His passion for weather came at a fairly young age with some of the extreme weather events New England can bring, from nor’easters to hurricanes and it drove him to pursue a career in meteorology. He received his BS in atmospheric science from Central Connecticut State University and earned a certification in broadcasting from the Connecticut School of Broadcasting. In 2009 he earned the prestigious CBM certification (#363) from the American Meteorological Society which recognizes professional broadcast meteorologists for their technical competence and ability to provide informational and explanatory value in their weather forecasts. In 2019 he won the Wisconsin Broadcasters Association award for best weathercast in small market television.
While in Wisconsin he has covered the state’s longest track tornado on record, which was classified as an EF-3 when it tore through Barron County in May of 2017, and more recently the EF-3 that passed through the town of Wheaton in September of 2019. He also got us through the record breaking winter of 2018-2019 which brought the all-time snowiest month (February) and season on record!
Even when Darren isn’t working he still has a habit of checking out the sky, day or night, as he also enjoys astronomy. When the weather is nice, his hobbies take him outdoors for photography, gardening, tennis and bike riding. He also has quite a video game collection for those inside days.

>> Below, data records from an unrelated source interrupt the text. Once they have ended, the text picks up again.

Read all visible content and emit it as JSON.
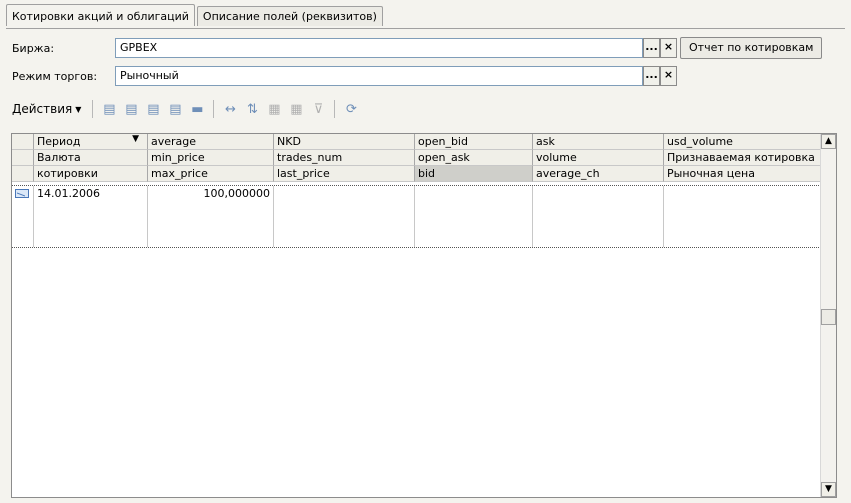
{
  "tabs": [
    "Котировки акций и облигаций",
    "Описание полей (реквизитов)"
  ],
  "form": {
    "exchange_label": "Биржа:",
    "exchange_value": "GPBEX",
    "mode_label": "Режим торгов:",
    "mode_value": "Рыночный",
    "select_btn": "...",
    "clear_btn": "×",
    "report_btn": "Отчет по котировкам"
  },
  "toolbar": {
    "actions_label": "Действия"
  },
  "grid": {
    "header_row1": [
      "Период",
      "average",
      "NKD",
      "open_bid",
      "ask",
      "usd_volume"
    ],
    "header_row2": [
      "Валюта",
      "min_price",
      "trades_num",
      "open_ask",
      "volume",
      "Признаваемая котировка"
    ],
    "header_row3": [
      "котировки",
      "max_price",
      "last_price",
      "bid",
      "average_ch",
      "Рыночная цена"
    ],
    "rows": [
      {
        "period": "14.01.2006",
        "average": "100,000000"
      }
    ]
  }
}
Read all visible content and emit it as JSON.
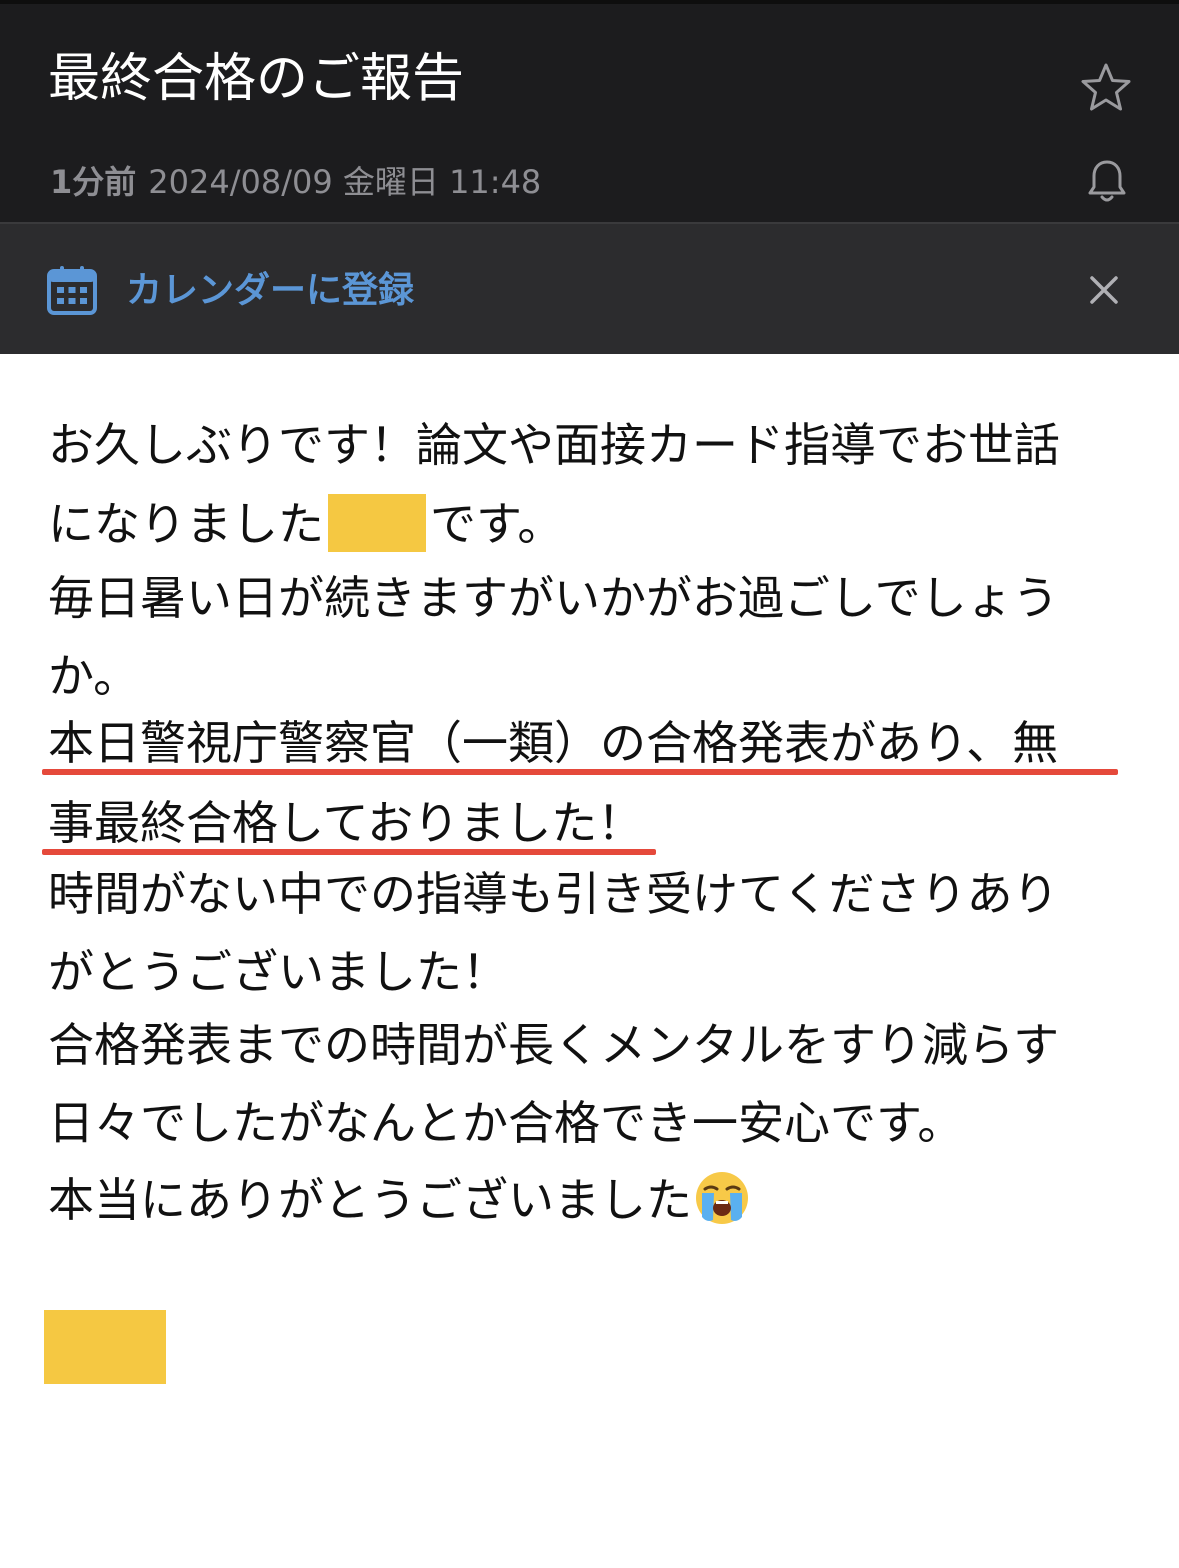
{
  "header": {
    "subject": "最終合格のご報告",
    "relative_time": "1分前",
    "datetime": "2024/08/09 金曜日 11:48",
    "star_icon": "star-icon",
    "bell_icon": "bell-icon"
  },
  "calendar_bar": {
    "icon": "calendar-icon",
    "label": "カレンダーに登録",
    "close_icon": "close-icon",
    "accent_color": "#5b96d6"
  },
  "message": {
    "lines": [
      "お久しぶりです！論文や面接カード指導でお世話",
      "になりました",
      "です。",
      "毎日暑い日が続きますがいかがお過ごしでしょう",
      "か。",
      "本日警視庁警察官（一類）の合格発表があり、無",
      "事最終合格しておりました！",
      "時間がない中での指導も引き受けてくださりあり",
      "がとうございました！",
      "合格発表までの時間が長くメンタルをすり減らす",
      "日々でしたがなんとか合格でき一安心です。",
      "本当にありがとうございました"
    ],
    "emoji": "loudly-crying-face-emoji",
    "redaction_color": "#f5c842",
    "underline_color": "#e5493b"
  }
}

Darren is a father of two teenagers who have grown up in the Eau Claire school system and a fur-dad to a very cute Shiba-Inu.